┌────────

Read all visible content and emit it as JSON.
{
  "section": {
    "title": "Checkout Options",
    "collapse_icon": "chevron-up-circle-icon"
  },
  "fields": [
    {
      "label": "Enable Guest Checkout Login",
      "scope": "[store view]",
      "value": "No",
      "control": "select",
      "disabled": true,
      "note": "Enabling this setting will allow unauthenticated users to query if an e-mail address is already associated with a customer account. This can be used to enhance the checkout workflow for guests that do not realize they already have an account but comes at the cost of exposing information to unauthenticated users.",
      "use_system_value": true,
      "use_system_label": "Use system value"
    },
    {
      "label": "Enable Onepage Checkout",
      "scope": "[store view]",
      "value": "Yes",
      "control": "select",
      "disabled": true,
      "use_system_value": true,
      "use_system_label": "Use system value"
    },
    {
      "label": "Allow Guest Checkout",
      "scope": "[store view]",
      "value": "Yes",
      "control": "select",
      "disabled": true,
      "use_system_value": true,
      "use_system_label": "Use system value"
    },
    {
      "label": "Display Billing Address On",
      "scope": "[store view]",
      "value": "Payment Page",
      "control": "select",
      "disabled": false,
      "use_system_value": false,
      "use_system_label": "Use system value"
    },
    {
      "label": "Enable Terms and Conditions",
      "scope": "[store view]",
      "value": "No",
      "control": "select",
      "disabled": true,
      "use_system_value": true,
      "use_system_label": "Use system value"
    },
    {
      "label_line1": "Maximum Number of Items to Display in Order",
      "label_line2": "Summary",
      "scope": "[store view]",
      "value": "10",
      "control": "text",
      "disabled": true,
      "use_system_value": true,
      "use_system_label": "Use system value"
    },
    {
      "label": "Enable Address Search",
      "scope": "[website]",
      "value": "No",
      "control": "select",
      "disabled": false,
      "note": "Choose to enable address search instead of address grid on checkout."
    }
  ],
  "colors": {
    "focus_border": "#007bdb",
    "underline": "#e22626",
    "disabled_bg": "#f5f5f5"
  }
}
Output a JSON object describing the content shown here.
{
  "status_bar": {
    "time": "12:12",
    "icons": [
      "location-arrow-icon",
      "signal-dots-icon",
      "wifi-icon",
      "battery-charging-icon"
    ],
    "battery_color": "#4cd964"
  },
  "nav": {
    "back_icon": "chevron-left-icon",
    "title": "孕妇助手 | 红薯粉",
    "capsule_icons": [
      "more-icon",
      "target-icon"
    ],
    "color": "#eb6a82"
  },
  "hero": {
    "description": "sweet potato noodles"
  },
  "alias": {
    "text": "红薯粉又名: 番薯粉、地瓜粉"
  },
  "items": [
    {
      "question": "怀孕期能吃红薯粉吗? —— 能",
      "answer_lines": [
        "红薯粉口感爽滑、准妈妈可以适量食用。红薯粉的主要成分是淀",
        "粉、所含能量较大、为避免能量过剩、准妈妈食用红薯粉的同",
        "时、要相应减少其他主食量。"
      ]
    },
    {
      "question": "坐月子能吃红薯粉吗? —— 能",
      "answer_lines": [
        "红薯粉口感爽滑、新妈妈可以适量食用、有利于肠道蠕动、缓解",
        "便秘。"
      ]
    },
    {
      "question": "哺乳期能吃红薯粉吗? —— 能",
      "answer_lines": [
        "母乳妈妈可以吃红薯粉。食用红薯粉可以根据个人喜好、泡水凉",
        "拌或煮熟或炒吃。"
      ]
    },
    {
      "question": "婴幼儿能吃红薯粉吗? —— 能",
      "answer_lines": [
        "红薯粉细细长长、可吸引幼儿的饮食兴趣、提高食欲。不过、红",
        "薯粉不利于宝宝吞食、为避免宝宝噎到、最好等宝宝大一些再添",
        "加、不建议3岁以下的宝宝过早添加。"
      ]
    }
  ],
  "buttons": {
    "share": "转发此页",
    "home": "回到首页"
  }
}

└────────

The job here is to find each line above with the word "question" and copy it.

      "question": "怀孕期能吃红薯粉吗? —— 能",
      "question": "坐月子能吃红薯粉吗? —— 能",
      "question": "哺乳期能吃红薯粉吗? —— 能",
      "question": "婴幼儿能吃红薯粉吗? —— 能",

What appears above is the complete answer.